After a COVID-induced delay of several months, Amazon finally released The Grand Tour’s new episode “A Massive Hunt” on December 17th. Its intended release date was the 18th, but someone at Amazon decided to foist the episode on an unsuspecting public a day early.
What a dumpster fire.
Television’s Top Gear recently resumed filming on the upcoming season (series 29, if you acknowledge the authority of the Queen), and news of a crash has your author feeling excited about the program for the first time in a while. It also provided an opportunity to actually learn the names of the presenters who aren’t Chris Harris, who was not at the helm of the vintage Lamborghini Diablo that unexpectedly went off-road.
Comedian Paddy McGuinness hopped on social media to let fans know he was safe on Tuesday, following numerous reports that he had suffered an off while the boys were filming it running around in North Yorkshire alongside a Ferrari F40 and Jaguar XJ220. Neither McGuinness nor the other two vehicles/hosts are said to have sustained damage, though the Lambo took a beating, potentially providing us with some top-flight entertainment later this year.
The hosts of the Discovery Channel’s Diesel Brothers have been fined $851,451 for selling modified pickups that violate Utah law and the federally recognized Clean Air Act.
U.S. District Court Judge Robert Shelby also said the plaintiffs, Utah Physicians for a Healthy Environment, could submit their attorney fees for the defendants to pay. Cole Cannon, lawyer to the stars, has said the plaintiffs’ attorneys previously told the judge they were seeking $1.2 million.
Friday’s court documents stipulate that David “Heavy D” Sparks, Joshua Stuart, Keaton Hoskins, and “Diesel Dave” Kiley pay $761,451 to the U.S. government with the remaining $90,000 going to Davis County in Utah. The group has already been found guilty of removing particulate filters and exhaust recirculation systems on the cars used for the television program.

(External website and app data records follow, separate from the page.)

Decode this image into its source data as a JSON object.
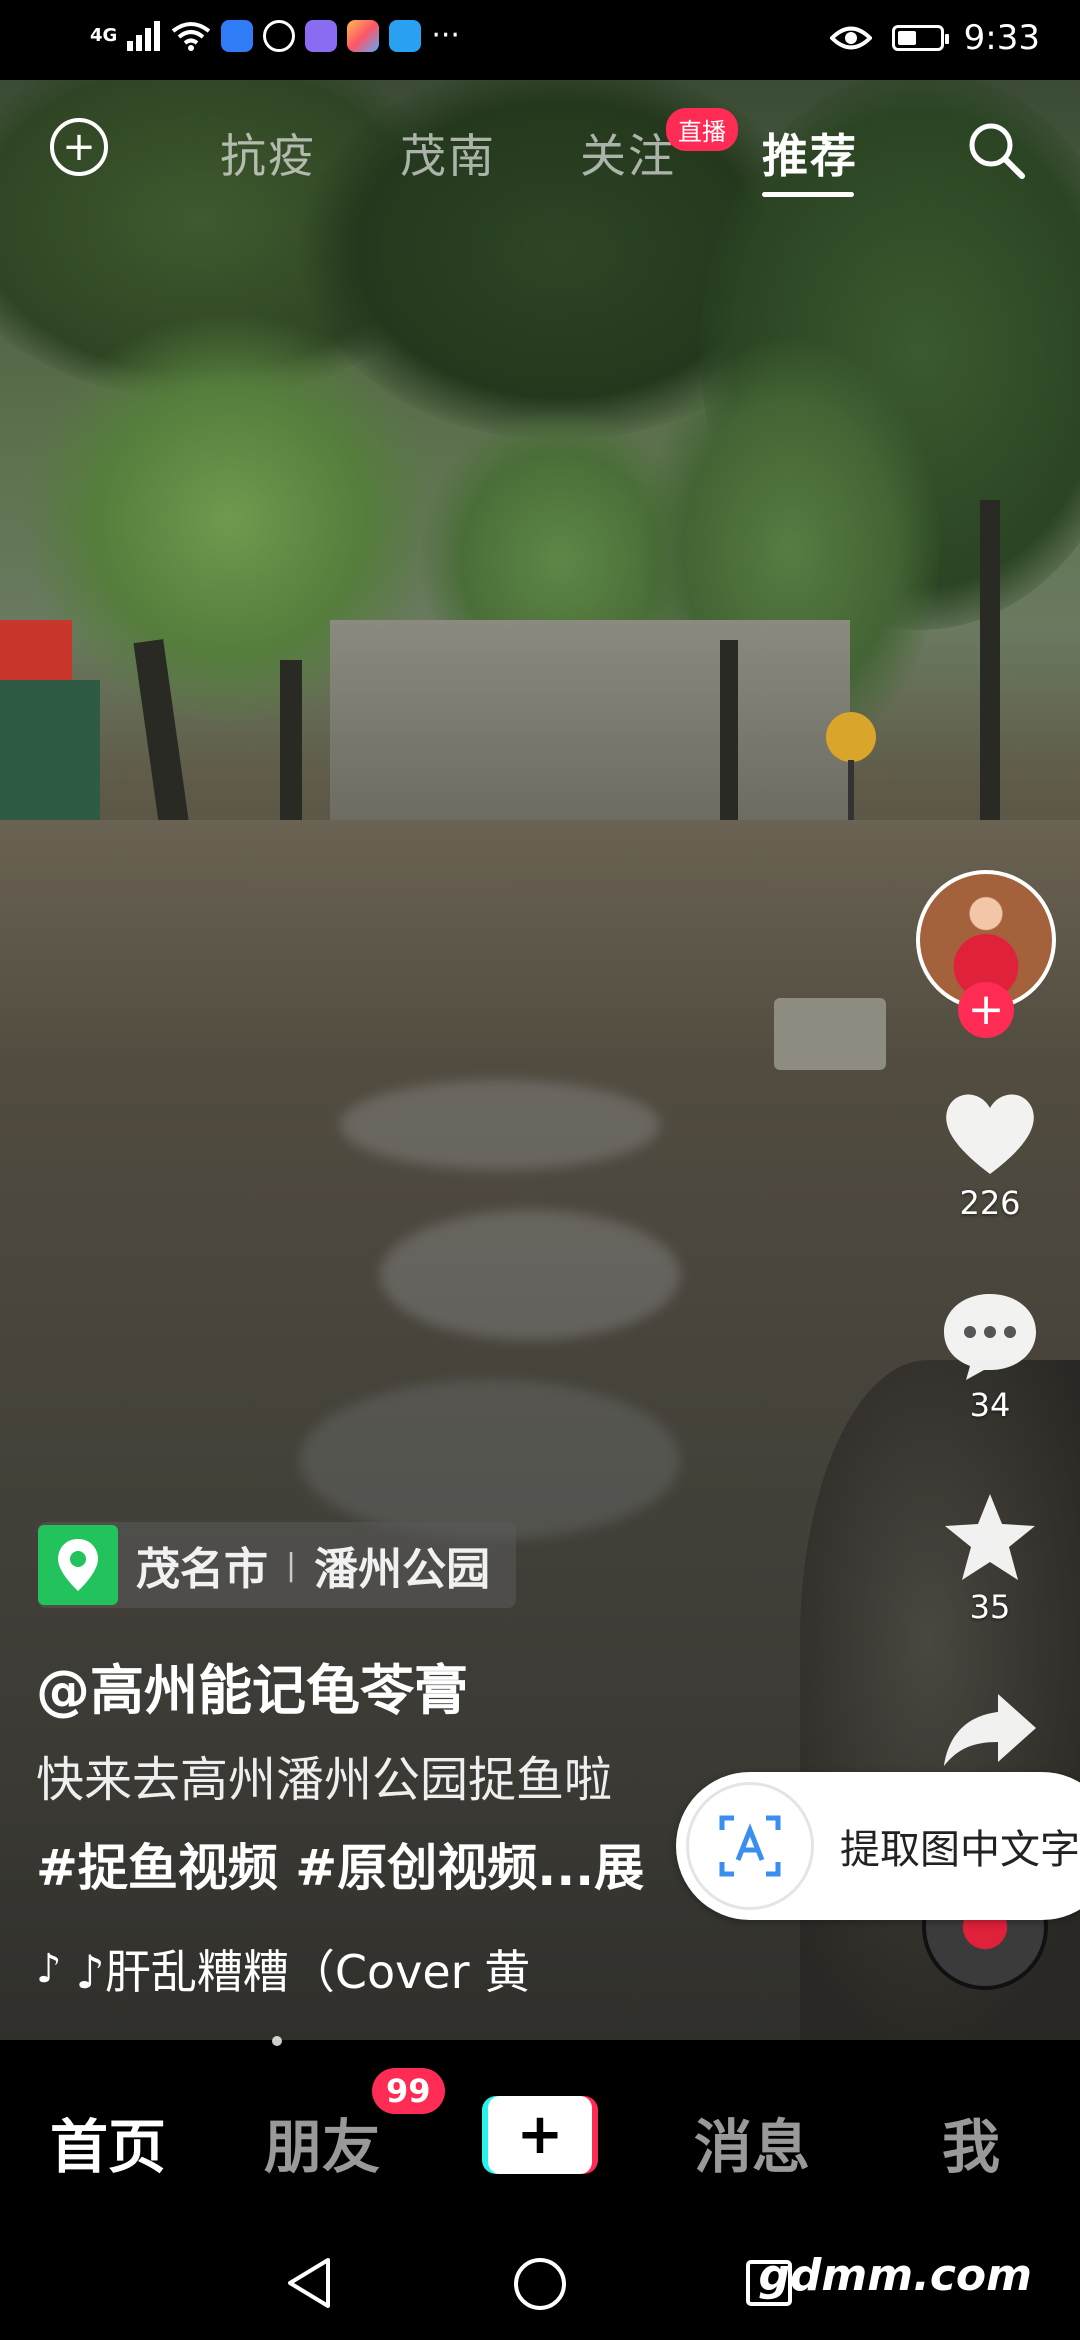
{
  "status_bar": {
    "signal": "4G",
    "time": "9:33",
    "battery_level": 0.45,
    "more": "···"
  },
  "top_nav": {
    "tabs": [
      {
        "label": "抗疫",
        "active": false
      },
      {
        "label": "茂南",
        "active": false
      },
      {
        "label": "关注",
        "active": false
      },
      {
        "label": "推荐",
        "active": true
      }
    ],
    "live_badge": "直播"
  },
  "rail": {
    "likes": "226",
    "comments": "34",
    "favorites": "35"
  },
  "post": {
    "location_city": "茂名市",
    "location_place": "潘州公园",
    "author": "@高州能记龟苓膏",
    "description": "快来去高州潘州公园捉鱼啦",
    "tags": "#捉鱼视频 #原创视频...展",
    "music": "♪肝乱糟糟（Cover 黄"
  },
  "ocr_popup": {
    "label": "提取图中文字"
  },
  "tab_bar": {
    "home": "首页",
    "friends": "朋友",
    "friends_badge": "99",
    "messages": "消息",
    "me": "我"
  },
  "watermark": "gdmm.com",
  "colors": {
    "accent_red": "#fe2c55",
    "accent_cyan": "#25f4ee",
    "location_green": "#22c35d"
  }
}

The only genuine surprise was the sizable fine — as well as some court-appointed rules that will probably make the show less exciting to watch.